Denison University presents "Lattice-ordered groups : An Introduction" to Keys by Marlow Anderson and Todd Feil.

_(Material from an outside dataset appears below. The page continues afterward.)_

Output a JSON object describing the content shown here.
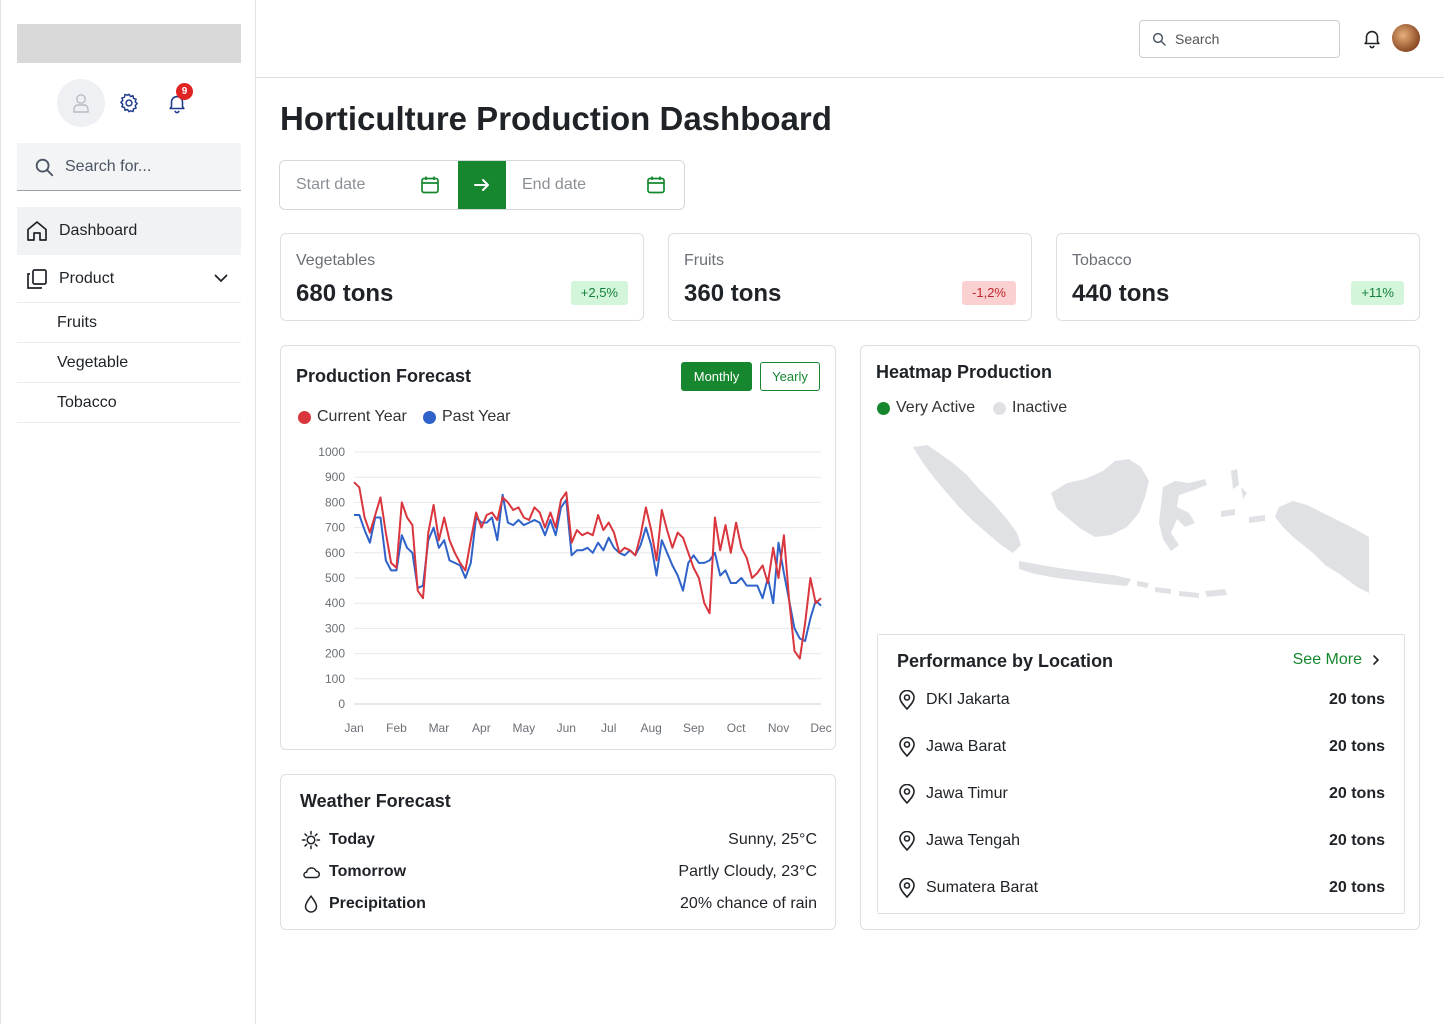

The study of groups equipped with a compatible lattice order ("lattice-ordered groups" or "I!-groups") has arisen in a number of different contexts. Examples of this include the study of ideals and divisibility, dating back to the work of Dedekind and continued by Krull; the pioneering work of Hahn on totally ordered abelian groups; and the work of Kantorovich and other analysts on partially ordered function spaces. After the Second World War, the theory of lattice-ordered groups became a subject of study in its own right, following the publication of fundamental papers by Birkhoff, Nakano and Lorenzen. The theory blossomed under the leadership of Paul Conrad, whose important papers in the 1960s provided the tools for describing the structure for many classes of I!-groups in terms of their convex I!-subgroups. A particularly significant success of this approach was the generalization of Hahn's embedding theorem to the case of abelian lattice-ordered groups, work done with his students John Harvey and Charles Holland. The results of this period are summarized in Conrad's "blue notes" [C].